Research for the Book

I am carrying out research for the book in some of the same ways that any researcher or scholar would. In addition to the primary sources, there are several full, authoritative, scholarly biographies of Johnson that have been published over the years, as well of course as a small mountain of articles and other smaller pieces. Many books on specific aspects of Johnson’s writings or of his life have also been published. And there have even been some very short biographies and other books, aimed more at a popular readership (like my own), and some heavy with illustrations and photos, that have also been published, especially in the last couple of decades. The quality and dependability of this giant corpus are variable.

I am also supplementing my standard research with other sources that are traditionally not used in scholarly books. I spent part of May 2019 in London, where I carried out in-person interviews with scholars who live in the city (and in Oxford). These were really excellent, and I had the opportunity to carry on a conversation with them as scholars and Johnson enthusiasts, which can be a nice change of pace from simply reading articles. I was very appreciative that these scholars took the time to meet with me and share their knowledge. One of them, for example, is an expert in theatre buildings and management from the late 16th century onwards, and was able to provide me with insights into the relationship between Johnson and his friend (and later actor and theatre manager) David Garrick.

I am still chiefly in the research phase of the book, but I have done some writing, and established roughly the chronology of Johnson’s life. Part of the latter entails selecting the aspects of Johnson’s person and the incidents in his life that I want to focus on, given my hoped-for readership.

It continues …

Wayne Jones on a book entitled My Sam Johnson

I first met Samuel Johnson during one of the courses I took at Memorial University in St. John’s, Newfoundland, as part of my Bachelor of Arts (Honours) studies.
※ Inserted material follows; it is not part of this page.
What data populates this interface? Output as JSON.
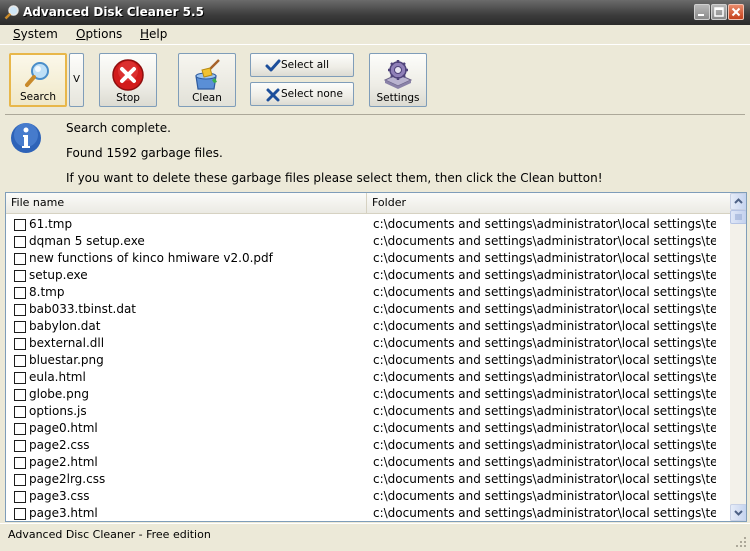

It was likely the 18th-century survey course, 404A or 404B, “British Literature, 1700-1784,” which I took in the fall of 1980 and the winter of 1981. I see from my transcript that I got a 75 in the fall and an 80 in the winter, so though I wasn’t a stellar student at least I did learn something and improve.

The professor was Patrick O’Flaherty and he was passionate about the 18th century and about Johnson in particular. An article that O’Flaherty published in 1978 influenced me in my choice of topic for my master’s thesis at the University of Toronto during 1981-1982. In the article he argued that there is a “lack of any readily perceived symmetry” in a series of essays which Johnson published in 1750-1752 called The Rambler, and that assertion always stuck with me – because I disagreed with it strongly. I took “symmetry” to mean “organization,” and I knew even then that though the rhetorical method in Johnson’s Rambler essays was not neat and orderly – not symmetrical – yet they were very well organized. I argued in my thesis that there is always a “coherent organization”:

A Rambler essay is not logically or symetrically structured around some central thesis. Rather, it progresses from paragraph to paragraph, from idea to idea, from event to event in a manner which may sometimes be abrupt but is always coherent.

And so I am writing this book. Yes, it’s another biography of Johnson, about whom at least three full scholarly biographies were published around 2009, the tercentenary of his birth. I intend this one to be different though — not scholarly, in fact, though authoritative; personal in the sense that it will include my thoughts about how Johnson’s life relates to me, how he has affected and influenced me; and written in a style and with content that will appeal to the general reader.